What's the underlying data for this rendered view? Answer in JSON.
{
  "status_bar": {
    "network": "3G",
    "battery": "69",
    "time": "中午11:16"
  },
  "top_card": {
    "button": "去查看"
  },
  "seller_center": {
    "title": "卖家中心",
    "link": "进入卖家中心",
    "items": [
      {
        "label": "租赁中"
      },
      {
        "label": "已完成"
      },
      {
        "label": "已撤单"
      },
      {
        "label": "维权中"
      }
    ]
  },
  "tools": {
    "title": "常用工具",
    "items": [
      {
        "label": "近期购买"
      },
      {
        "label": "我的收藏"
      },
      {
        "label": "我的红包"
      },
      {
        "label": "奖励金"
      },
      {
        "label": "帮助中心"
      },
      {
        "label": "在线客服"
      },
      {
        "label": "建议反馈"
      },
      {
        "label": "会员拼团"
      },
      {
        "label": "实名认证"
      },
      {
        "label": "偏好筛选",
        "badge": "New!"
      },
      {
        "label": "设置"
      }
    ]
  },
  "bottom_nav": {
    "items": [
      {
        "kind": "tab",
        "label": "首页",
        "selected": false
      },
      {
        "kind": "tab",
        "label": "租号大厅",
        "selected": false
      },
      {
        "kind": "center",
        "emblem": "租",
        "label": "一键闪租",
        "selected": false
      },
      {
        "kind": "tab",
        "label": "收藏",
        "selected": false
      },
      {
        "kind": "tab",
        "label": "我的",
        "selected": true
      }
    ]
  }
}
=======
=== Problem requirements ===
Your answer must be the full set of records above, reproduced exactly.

=== Expected answer ===
What's the underlying data for this rendered view? Answer in JSON.
{
  "status_bar": {
    "network": "3G",
    "battery": "69",
    "time": "中午11:16"
  },
  "top_card": {
    "button": "去查看"
  },
  "seller_center": {
    "title": "卖家中心",
    "link": "进入卖家中心",
    "items": [
      {
        "label": "租赁中"
      },
      {
        "label": "已完成"
      },
      {
        "label": "已撤单"
      },
      {
        "label": "维权中"
      }
    ]
  },
  "tools": {
    "title": "常用工具",
    "items": [
      {
        "label": "近期购买"
      },
      {
        "label": "我的收藏"
      },
      {
        "label": "我的红包"
      },
      {
        "label": "奖励金"
      },
      {
        "label": "帮助中心"
      },
      {
        "label": "在线客服"
      },
      {
        "label": "建议反馈"
      },
      {
        "label": "会员拼团"
      },
      {
        "label": "实名认证"
      },
      {
        "label": "偏好筛选",
        "badge": "New!"
      },
      {
        "label": "设置"
      }
    ]
  },
  "bottom_nav": {
    "items": [
      {
        "kind": "tab",
        "label": "首页",
        "selected": false
      },
      {
        "kind": "tab",
        "label": "租号大厅",
        "selected": false
      },
      {
        "kind": "center",
        "emblem": "租",
        "label": "一键闪租",
        "selected": false
      },
      {
        "kind": "tab",
        "label": "收藏",
        "selected": false
      },
      {
        "kind": "tab",
        "label": "我的",
        "selected": true
      }
    ]
  }
}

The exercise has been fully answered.